What a sad, earnest, Mopey Miss I sounded like then. And frankly, that’s exactly how I felt. That’s how I still feel. But there’s something else, now, too. Something that feels almost like… resentment. Like having been cheated. I’m not sure who it is I resent, exactly, nor whom I feel cheated by. Myself, maybe? All I know is that I’ve given up something I love – something I think I may even be good at (a rarity for me) – and I’m not sure I did it for the right reasons. Am I really doing something noble – serving the “greater good,” taking the “high road” – or am I simply copping out? Being a wuss? Letting myself be bullied to avoid being a bully myself? (And would that be such a bad thing?)
    When I posted that blog over a week ago, I was absolutely certain of my diagnosis – everybody, including me, had Acute Politics Poisoning! – and sincere in my conviction that opting out of the conversation was the only remedy for me.  The hostile energy bristling through the media had trickled down into my personal life in ways I’d never imagined possible. Friends and acquaintances, people I really like, were starting to behave like Keith Olbermann to my Bill O’Reilly. (Eeek! I will not be Bill O’Reilly!) You might believe that, because I’m an opinion writer, and because some of my opinions are unpopular, I deserve any hostility that comes my way. You might even be right. But I can assure you, I am not an insensitive person, nor have I ever been intentionally unkind in my column or blog. I don’t court controversy for kicks, nor do I enjoy it. I’ve never minded taking my lumps – that’s part of the deal, and only fair – but this was different. Suddenly, the very air had changed.  The Sarah Palin nomination had unleashed an irrational fury the likes of which I’d never seen. (Concern, I get. Disapproval, sure. But fury?) Those of us who weren’t furious were just one more source of fury for those who were. I found that… infuriating. But what’s really infuriating is that it’s been impossible to have a calm, reasonable discussion about this woman’s nomination. With anybody.

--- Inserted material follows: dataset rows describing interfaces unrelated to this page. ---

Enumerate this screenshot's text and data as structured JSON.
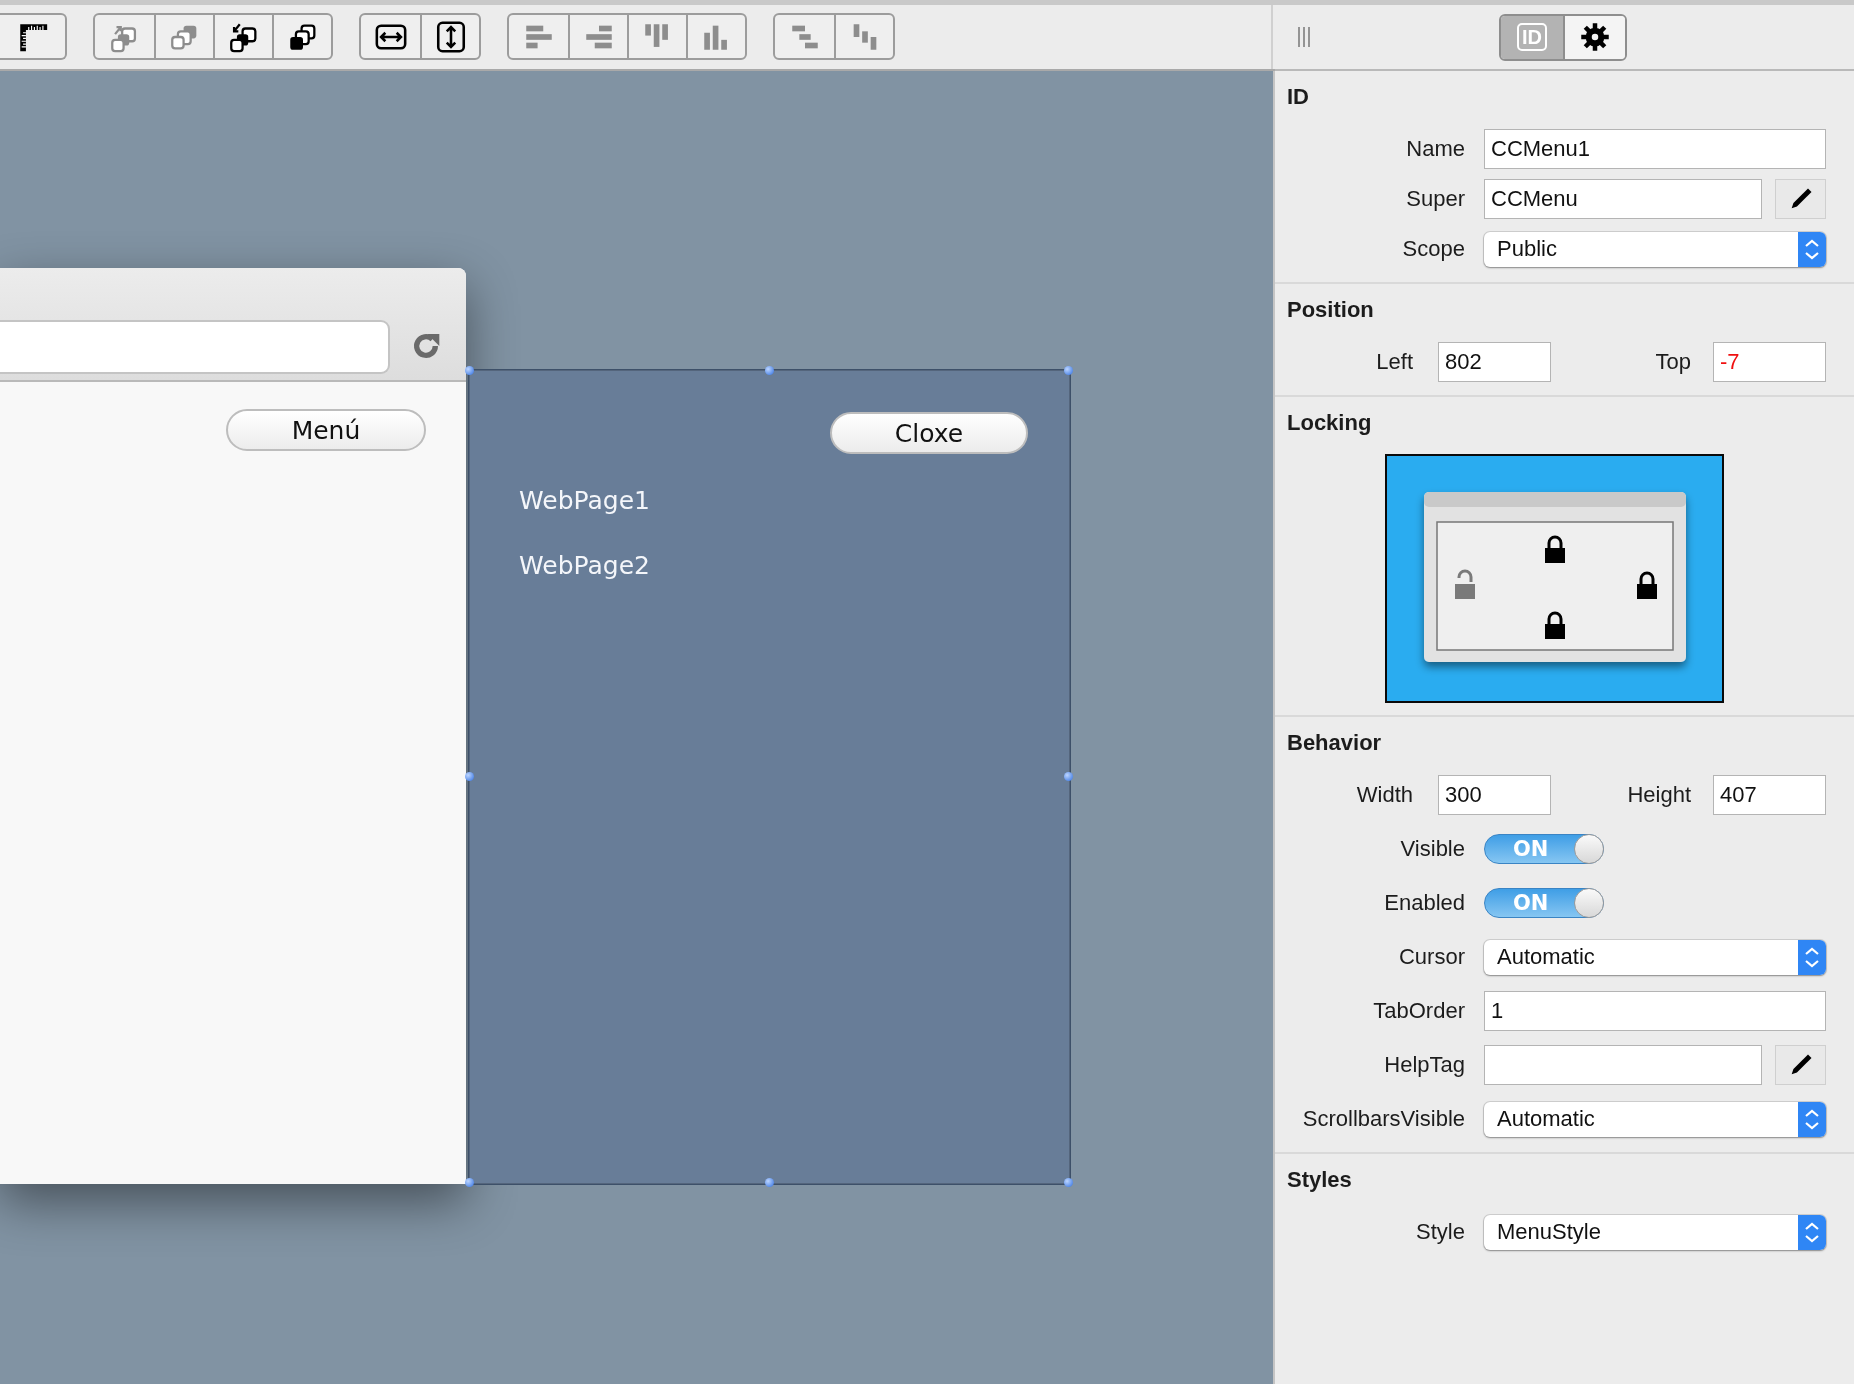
{
  "toolbar": {
    "groups": [
      [
        {
          "disabled": false
        }
      ],
      [
        {
          "disabled": true
        },
        {
          "disabled": true
        },
        {
          "disabled": false
        },
        {
          "disabled": false
        }
      ],
      [
        {
          "disabled": false
        },
        {
          "disabled": false
        }
      ],
      [
        {
          "disabled": true
        },
        {
          "disabled": true
        },
        {
          "disabled": true
        },
        {
          "disabled": true
        }
      ],
      [
        {
          "disabled": true
        },
        {
          "disabled": true
        }
      ]
    ]
  },
  "canvas": {
    "browser_window": {
      "button": "Menú"
    },
    "menu_panel": {
      "selected": true,
      "close_button": "Cloxe",
      "items": [
        "WebPage1",
        "WebPage2"
      ]
    }
  },
  "inspector": {
    "tabs": [
      {
        "kind": "label",
        "label": "ID",
        "selected": true
      },
      {
        "kind": "gear",
        "selected": false
      }
    ],
    "sections": [
      {
        "title": "ID",
        "rows": [
          {
            "kind": "text",
            "label": "Name",
            "value": "CCMenu1"
          },
          {
            "kind": "text_edit",
            "label": "Super",
            "value": "CCMenu"
          },
          {
            "kind": "popup",
            "label": "Scope",
            "value": "Public"
          }
        ]
      },
      {
        "title": "Position",
        "rows": [
          {
            "kind": "pair",
            "fields": [
              {
                "label": "Left",
                "value": "802",
                "error": false
              },
              {
                "label": "Top",
                "value": "-7",
                "error": true
              }
            ]
          }
        ]
      },
      {
        "title": "Locking",
        "rows": [
          {
            "kind": "locking",
            "locks": {
              "top": true,
              "left": false,
              "right": true,
              "bottom": true
            }
          }
        ]
      },
      {
        "title": "Behavior",
        "rows": [
          {
            "kind": "pair",
            "fields": [
              {
                "label": "Width",
                "value": "300",
                "error": false
              },
              {
                "label": "Height",
                "value": "407",
                "error": false
              }
            ]
          },
          {
            "kind": "toggle",
            "label": "Visible",
            "on": true,
            "state_label": "ON"
          },
          {
            "kind": "toggle",
            "label": "Enabled",
            "on": true,
            "state_label": "ON"
          },
          {
            "kind": "popup",
            "label": "Cursor",
            "value": "Automatic"
          },
          {
            "kind": "text",
            "label": "TabOrder",
            "value": "1"
          },
          {
            "kind": "text_edit",
            "label": "HelpTag"
          },
          {
            "kind": "popup",
            "label": "ScrollbarsVisible",
            "value": "Automatic"
          }
        ]
      },
      {
        "title": "Styles",
        "rows": [
          {
            "kind": "popup",
            "label": "Style",
            "value": "MenuStyle"
          }
        ]
      }
    ]
  }
}
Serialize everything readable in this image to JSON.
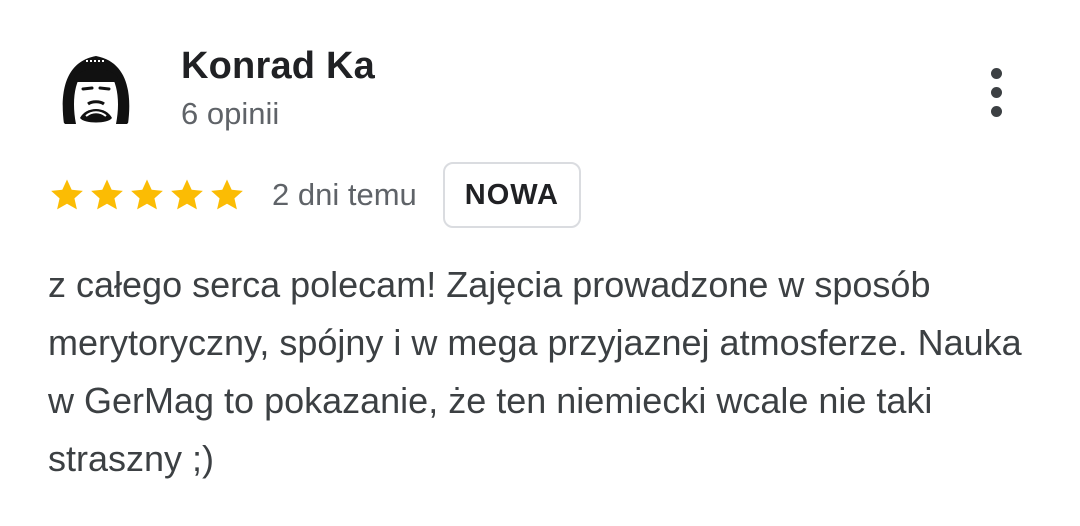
{
  "review": {
    "author": {
      "name": "Konrad Ka",
      "reviews_count": "6 opinii",
      "avatar_icon": "avatar-illustration-icon"
    },
    "menu_icon": "more-vert-icon",
    "rating": {
      "stars": 5,
      "max_stars": 5,
      "star_color": "#fbbc04",
      "star_icon": "star-icon"
    },
    "date": "2 dni temu",
    "badge": "NOWA",
    "text": "z całego serca polecam! Zajęcia prowadzone w sposób merytoryczny, spójny i w mega przyjaznej atmosferze. Nauka w GerMag to pokazanie, że ten niemiecki wcale nie taki straszny ;)"
  }
}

    I like a spirited, good-natured debate (remember those?), but I don’t do fury. I don’t intend to stoke it, and I sure don’t intend to be consumed by it. Essentially, I’m a lover, not a fighter. That’s why, at this fraught and fragile juncture, polite disengagement seems like the best option for me. If we can’t behave like ladies and gentlemen, I’d rather not play.
    So I won’t be writing about Decision 2008 (even though it’s the Best Election Ever). I won’t be getting anybody’s hackles up or raising anybody’s dander. If you see me out and about, I’ll just be smiling prettily, nodding agreeably, drinking as much wine as possible, and cultivating  peace in my little corner of the world.
    I’m feeling more peaceful already. Can you tell?